- US company Hyzon Motors, which specialises in fuel cell commercial vehicles, has set up a European headquarters in the Netherlands. The first fuel cell trucks are to be built there this year.
Other transport uses:
The WEC say² one of the most suitable applications for hydrogen-powered vehicles is in warehouse materials handling. Indoor warehouses have stricter requirements on air quality and the speed of hydrogen refuelling and absence of odours make FCEVs attractive in these types of operations for forklifts, narrow aisle lifts trucks, stock pickers and pallet jacks.
Interest in hydrogen fuelled trains is growing as governments look to phase out diesel-powered trains. For instance, Siemens has partnered with Deutsche Bahn to develop a regional hydrogen train in Germany, and France plans to run its first hydrogen trains from 2023. Manufacturer Alstom says that by 2030 10% of diesel trains will be replaced by hydrogen trains, and that by 2050 it will be 30%.
The sector is watching developments elsewhere with interest. The WEC say the sector’s decision to choose hydrogen as a decarbonisation pathway depends on hydrogen’s safety case and the ability to produce hydrogen at the right cost, at scale and in a carbon neutral manner. Due to the aviation industry’s long cycles, if hydrogen became a viable solution, it would still take at least a couple of decades to renew the entire fleet.

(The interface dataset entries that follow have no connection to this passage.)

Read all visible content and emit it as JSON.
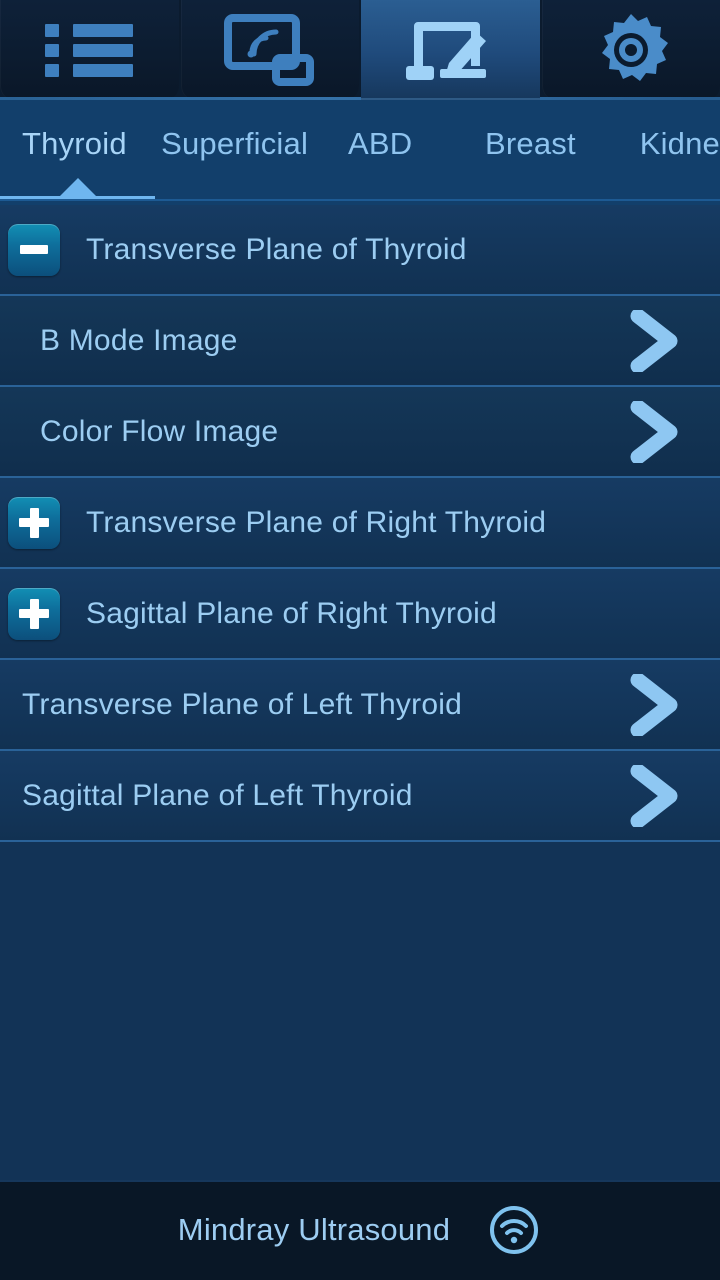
{
  "iconbar": {
    "items": [
      {
        "name": "list-icon",
        "label": "List",
        "active": false
      },
      {
        "name": "cast-screen-icon",
        "label": "Remote Screen",
        "active": false
      },
      {
        "name": "annotate-screen-icon",
        "label": "Annotate",
        "active": true
      },
      {
        "name": "gear-icon",
        "label": "Settings",
        "active": false
      }
    ]
  },
  "tabs": [
    {
      "label": "Thyroid",
      "active": true
    },
    {
      "label": "Superficial",
      "active": false
    },
    {
      "label": "ABD",
      "active": false
    },
    {
      "label": "Breast",
      "active": false
    },
    {
      "label": "Kidne",
      "active": false
    }
  ],
  "list": {
    "rows": [
      {
        "label": "Transverse Plane of Thyroid",
        "toggle": "minus",
        "chevron": false,
        "indent": "parent"
      },
      {
        "label": "B Mode Image",
        "toggle": "none",
        "chevron": true,
        "indent": "child"
      },
      {
        "label": "Color Flow Image",
        "toggle": "none",
        "chevron": true,
        "indent": "child"
      },
      {
        "label": "Transverse Plane of Right Thyroid",
        "toggle": "plus",
        "chevron": false,
        "indent": "parent"
      },
      {
        "label": "Sagittal Plane of Right Thyroid",
        "toggle": "plus",
        "chevron": false,
        "indent": "parent"
      },
      {
        "label": "Transverse Plane of Left Thyroid",
        "toggle": "none",
        "chevron": true,
        "indent": "plain"
      },
      {
        "label": "Sagittal Plane of Left Thyroid",
        "toggle": "none",
        "chevron": true,
        "indent": "plain"
      }
    ]
  },
  "bottombar": {
    "device_label": "Mindray Ultrasound",
    "status_icon": "wifi-circle-icon"
  },
  "colors": {
    "accent": "#6fb6ef",
    "text": "#9ccdf2",
    "toggle_top": "#128fb4",
    "toggle_bottom": "#0c4f7c",
    "page_bg": "#123356",
    "iconbar_bg": "#0b1b2e",
    "tabstrip_bg": "#123f6b",
    "bottombar_bg": "#091726"
  }
}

WEC say the use of hydrogen-powered fuel cells for ship propulsion is still at an early design or trial phase with applications in smaller passenger ships, ferries or recreational craft. Ferries which have a ‘back to base’ operating route could be a suitable early mover market.